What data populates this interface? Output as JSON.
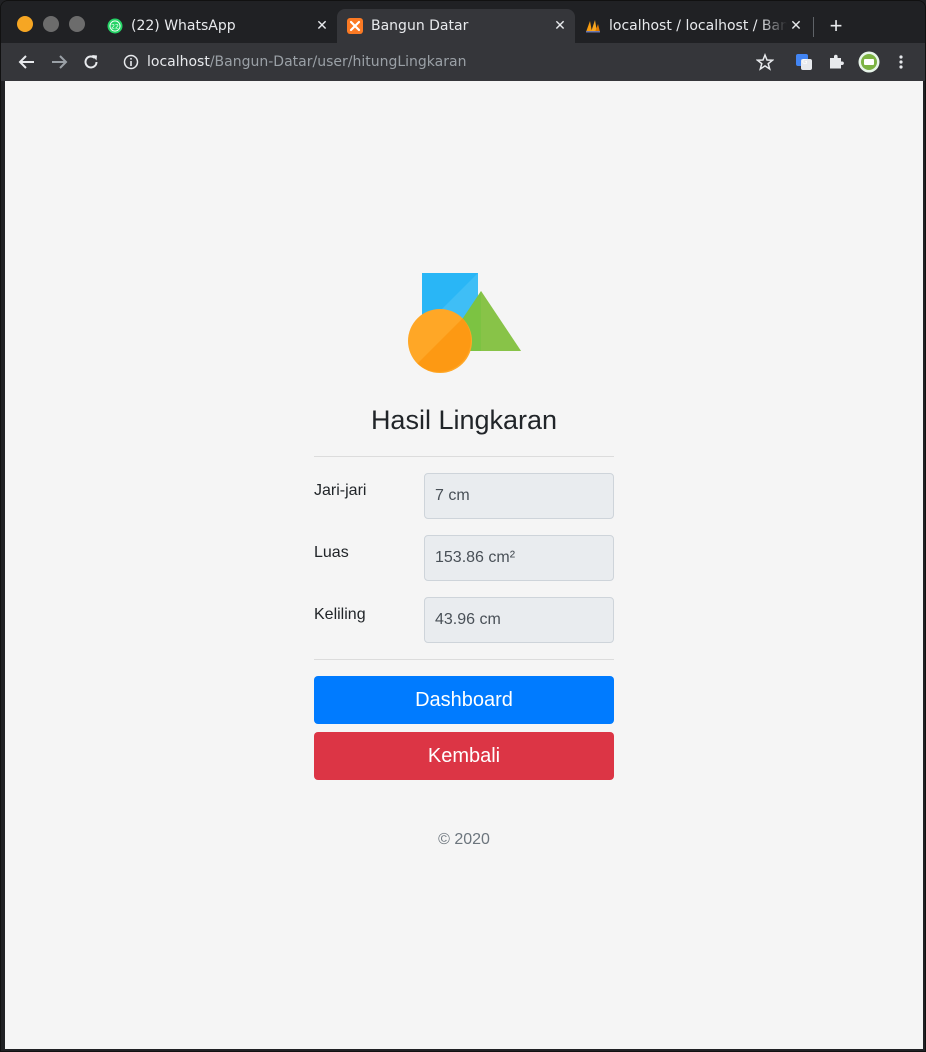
{
  "browser": {
    "tabs": [
      {
        "label": "(22) WhatsApp",
        "badge": "22"
      },
      {
        "label": "Bangun Datar"
      },
      {
        "label": "localhost / localhost / Bangun"
      }
    ],
    "url": {
      "host": "localhost",
      "path": "/Bangun-Datar/user/hitungLingkaran"
    }
  },
  "page": {
    "title": "Hasil Lingkaran",
    "rows": [
      {
        "label": "Jari-jari",
        "value": "7 cm"
      },
      {
        "label": "Luas",
        "value": "153.86 cm²"
      },
      {
        "label": "Keliling",
        "value": "43.96 cm"
      }
    ],
    "buttons": {
      "dashboard": "Dashboard",
      "back": "Kembali"
    },
    "footer": "© 2020"
  },
  "colors": {
    "primary": "#007bff",
    "danger": "#dc3545",
    "logo_square": "#29b6f6",
    "logo_triangle": "#7cc342",
    "logo_circle": "#ffa726"
  }
}
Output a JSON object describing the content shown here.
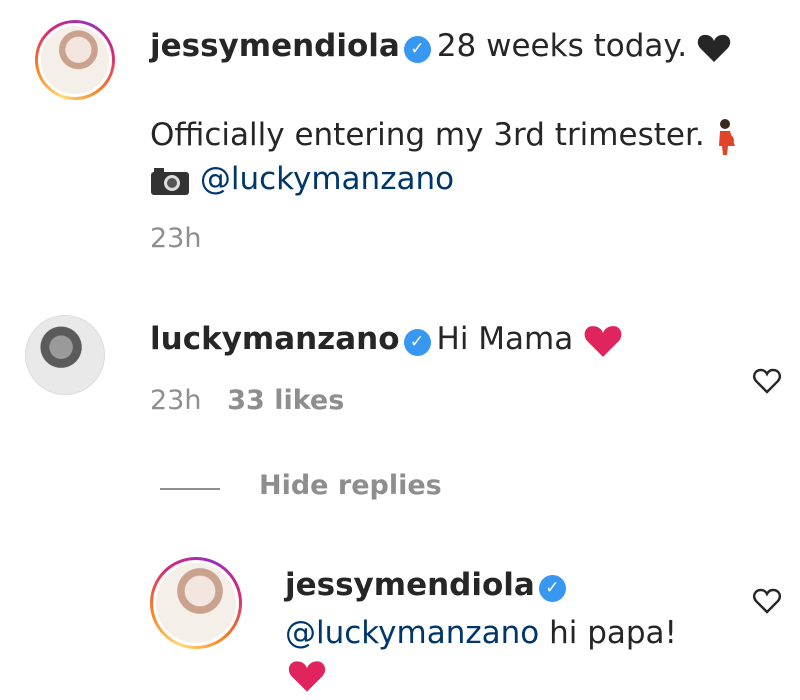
{
  "post": {
    "username": "jessymendiola",
    "caption_line1": "28 weeks today.",
    "caption_line2": "Officially entering my 3rd trimester.",
    "mention": "@luckymanzano",
    "time": "23h"
  },
  "comment": {
    "username": "luckymanzano",
    "text": "Hi Mama",
    "time": "23h",
    "likes": "33 likes"
  },
  "replies_toggle": "Hide replies",
  "reply": {
    "username": "jessymendiola",
    "mention": "@luckymanzano",
    "text": "hi papa!"
  },
  "icons": [
    "verified-badge-icon",
    "black-heart-icon",
    "red-heart-icon",
    "pregnant-woman-icon",
    "camera-icon",
    "heart-outline-icon"
  ],
  "colors": {
    "verified": "#3897f0",
    "mention": "#00376b",
    "meta": "#8e8e8e",
    "heart": "#e0245e"
  }
}
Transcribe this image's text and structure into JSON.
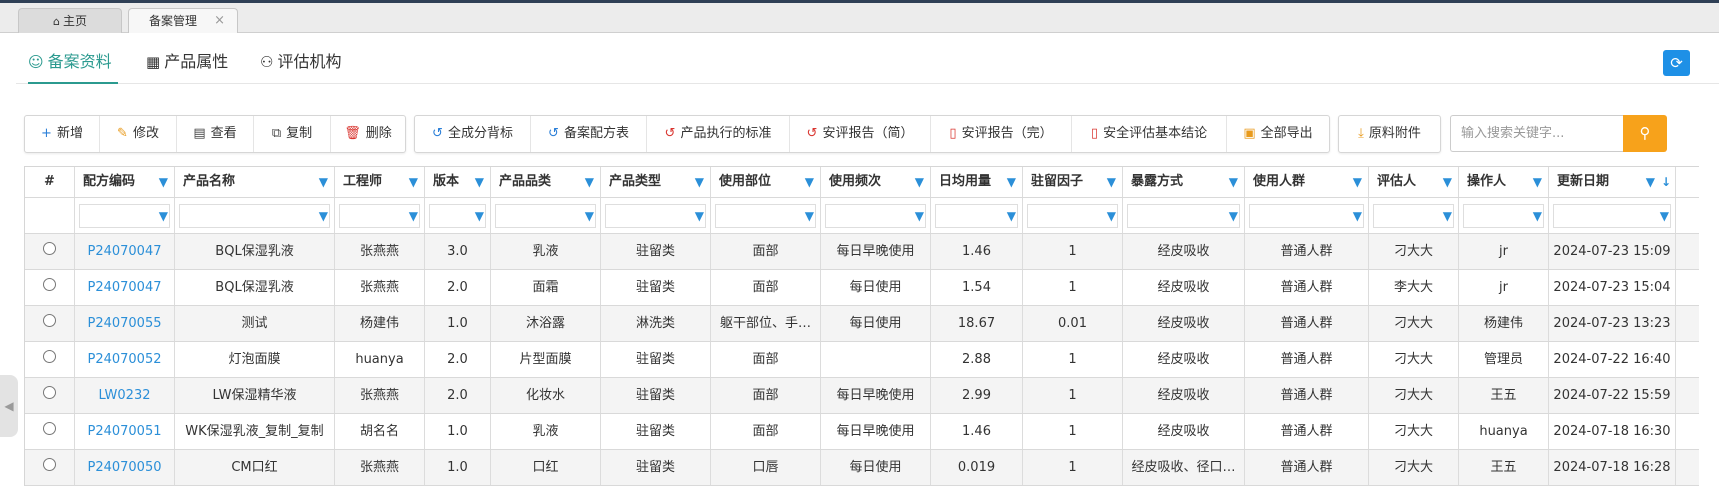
{
  "tabs": {
    "home": "主页",
    "active": "备案管理",
    "close": "×"
  },
  "subnav": [
    {
      "label": "备案资料",
      "icon": "☺"
    },
    {
      "label": "产品属性",
      "icon": "▦"
    },
    {
      "label": "评估机构",
      "icon": "⚇"
    }
  ],
  "refresh_icon": "⟳",
  "toolbar1": [
    {
      "label": "新增",
      "icon": "+",
      "color": "blue"
    },
    {
      "label": "修改",
      "icon": "✎",
      "color": "orange"
    },
    {
      "label": "查看",
      "icon": "▤",
      "color": "dark"
    },
    {
      "label": "复制",
      "icon": "⧉",
      "color": "dark"
    },
    {
      "label": "删除",
      "icon": "🗑",
      "color": "red"
    }
  ],
  "toolbar2": [
    {
      "label": "全成分背标",
      "icon": "↺",
      "color": "blue"
    },
    {
      "label": "备案配方表",
      "icon": "↺",
      "color": "blue"
    },
    {
      "label": "产品执行的标准",
      "icon": "↺",
      "color": "red"
    },
    {
      "label": "安评报告（简）",
      "icon": "↺",
      "color": "red"
    },
    {
      "label": "安评报告（完）",
      "icon": "▯",
      "color": "red"
    },
    {
      "label": "安全评估基本结论",
      "icon": "▯",
      "color": "red"
    },
    {
      "label": "全部导出",
      "icon": "▣",
      "color": "orange"
    }
  ],
  "toolbar3": [
    {
      "label": "原料附件",
      "icon": "⤓",
      "color": "orange"
    }
  ],
  "search": {
    "placeholder": "输入搜索关键字...",
    "icon": "⚲"
  },
  "table": {
    "headers": [
      "#",
      "配方编码",
      "产品名称",
      "工程师",
      "版本",
      "产品品类",
      "产品类型",
      "使用部位",
      "使用频次",
      "日均用量",
      "驻留因子",
      "暴露方式",
      "使用人群",
      "评估人",
      "操作人",
      "更新日期"
    ],
    "rows": [
      [
        "",
        "P24070047",
        "BQL保湿乳液",
        "张燕燕",
        "3.0",
        "乳液",
        "驻留类",
        "面部",
        "每日早晚使用",
        "1.46",
        "1",
        "经皮吸收",
        "普通人群",
        "刁大大",
        "jr",
        "2024-07-23 15:09"
      ],
      [
        "",
        "P24070047",
        "BQL保湿乳液",
        "张燕燕",
        "2.0",
        "面霜",
        "驻留类",
        "面部",
        "每日使用",
        "1.54",
        "1",
        "经皮吸收",
        "普通人群",
        "李大大",
        "jr",
        "2024-07-23 15:04"
      ],
      [
        "",
        "P24070055",
        "测试",
        "杨建伟",
        "1.0",
        "沐浴露",
        "淋洗类",
        "躯干部位、手…",
        "每日使用",
        "18.67",
        "0.01",
        "经皮吸收",
        "普通人群",
        "刁大大",
        "杨建伟",
        "2024-07-23 13:23"
      ],
      [
        "",
        "P24070052",
        "灯泡面膜",
        "huanya",
        "2.0",
        "片型面膜",
        "驻留类",
        "面部",
        "",
        "2.88",
        "1",
        "经皮吸收",
        "普通人群",
        "刁大大",
        "管理员",
        "2024-07-22 16:40"
      ],
      [
        "",
        "LW0232",
        "LW保湿精华液",
        "张燕燕",
        "2.0",
        "化妆水",
        "驻留类",
        "面部",
        "每日早晚使用",
        "2.99",
        "1",
        "经皮吸收",
        "普通人群",
        "刁大大",
        "王五",
        "2024-07-22 15:59"
      ],
      [
        "",
        "P24070051",
        "WK保湿乳液_复制_复制",
        "胡名名",
        "1.0",
        "乳液",
        "驻留类",
        "面部",
        "每日早晚使用",
        "1.46",
        "1",
        "经皮吸收",
        "普通人群",
        "刁大大",
        "huanya",
        "2024-07-18 16:30"
      ],
      [
        "",
        "P24070050",
        "CM口红",
        "张燕燕",
        "1.0",
        "口红",
        "驻留类",
        "口唇",
        "每日使用",
        "0.019",
        "1",
        "经皮吸收、径口…",
        "普通人群",
        "刁大大",
        "王五",
        "2024-07-18 16:28"
      ]
    ]
  },
  "filter_icon": "▼",
  "sort_icon": "↓",
  "side_handle_icon": "◀"
}
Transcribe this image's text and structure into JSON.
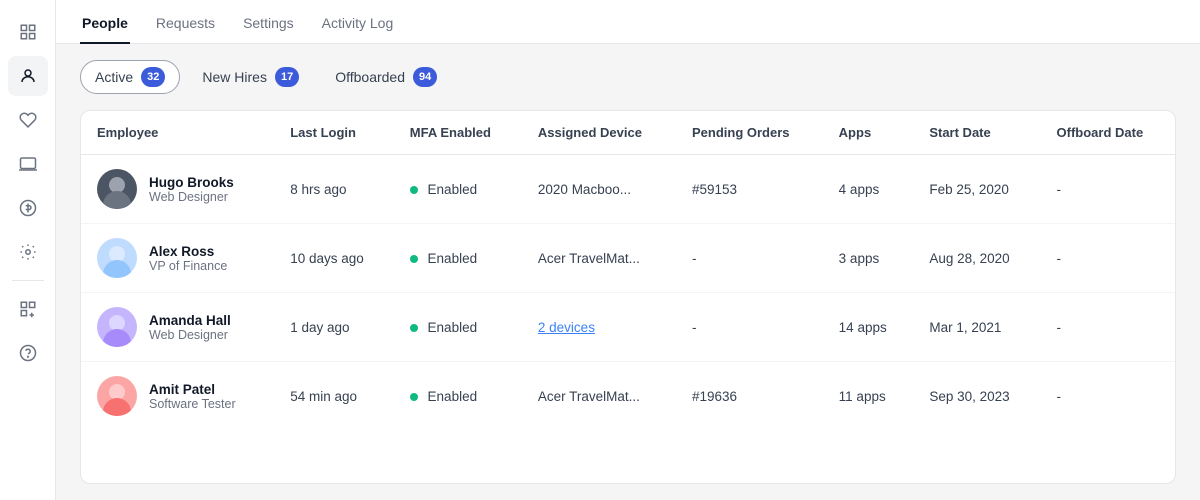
{
  "sidebar": {
    "icons": [
      {
        "name": "grid-icon",
        "symbol": "⊞",
        "active": false
      },
      {
        "name": "people-icon",
        "symbol": "👤",
        "active": true
      },
      {
        "name": "heart-icon",
        "symbol": "♡",
        "active": false
      },
      {
        "name": "laptop-icon",
        "symbol": "💻",
        "active": false
      },
      {
        "name": "dollar-icon",
        "symbol": "＄",
        "active": false
      },
      {
        "name": "gear-icon",
        "symbol": "⚙",
        "active": false
      },
      {
        "name": "apps-icon",
        "symbol": "⊞",
        "active": false
      },
      {
        "name": "question-icon",
        "symbol": "?",
        "active": false
      }
    ]
  },
  "nav": {
    "tabs": [
      {
        "label": "People",
        "active": true
      },
      {
        "label": "Requests",
        "active": false
      },
      {
        "label": "Settings",
        "active": false
      },
      {
        "label": "Activity Log",
        "active": false
      }
    ]
  },
  "filters": {
    "buttons": [
      {
        "label": "Active",
        "badge": "32",
        "active": true
      },
      {
        "label": "New Hires",
        "badge": "17",
        "active": false
      },
      {
        "label": "Offboarded",
        "badge": "94",
        "active": false
      }
    ]
  },
  "table": {
    "columns": [
      "Employee",
      "Last Login",
      "MFA Enabled",
      "Assigned Device",
      "Pending Orders",
      "Apps",
      "Start Date",
      "Offboard Date"
    ],
    "rows": [
      {
        "name": "Hugo Brooks",
        "role": "Web Designer",
        "lastLogin": "8 hrs ago",
        "mfa": "Enabled",
        "device": "2020 Macboo...",
        "deviceLink": false,
        "pendingOrders": "#59153",
        "apps": "4 apps",
        "startDate": "Feb 25, 2020",
        "offboardDate": "-",
        "avatarClass": "avatar-hugo",
        "avatarHeadColor": "#9ca3af",
        "avatarBodyColor": "#6b7280"
      },
      {
        "name": "Alex Ross",
        "role": "VP of Finance",
        "lastLogin": "10 days ago",
        "mfa": "Enabled",
        "device": "Acer TravelMat...",
        "deviceLink": false,
        "pendingOrders": "-",
        "apps": "3 apps",
        "startDate": "Aug 28, 2020",
        "offboardDate": "-",
        "avatarClass": "avatar-alex",
        "avatarHeadColor": "#bfdbfe",
        "avatarBodyColor": "#93c5fd"
      },
      {
        "name": "Amanda Hall",
        "role": "Web Designer",
        "lastLogin": "1 day ago",
        "mfa": "Enabled",
        "device": "2 devices",
        "deviceLink": true,
        "pendingOrders": "-",
        "apps": "14 apps",
        "startDate": "Mar 1, 2021",
        "offboardDate": "-",
        "avatarClass": "avatar-amanda",
        "avatarHeadColor": "#c4b5fd",
        "avatarBodyColor": "#a78bfa"
      },
      {
        "name": "Amit Patel",
        "role": "Software Tester",
        "lastLogin": "54 min ago",
        "mfa": "Enabled",
        "device": "Acer TravelMat...",
        "deviceLink": false,
        "pendingOrders": "#19636",
        "apps": "11 apps",
        "startDate": "Sep 30, 2023",
        "offboardDate": "-",
        "avatarClass": "avatar-amit",
        "avatarHeadColor": "#fca5a5",
        "avatarBodyColor": "#f87171"
      }
    ]
  }
}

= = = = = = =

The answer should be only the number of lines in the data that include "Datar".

2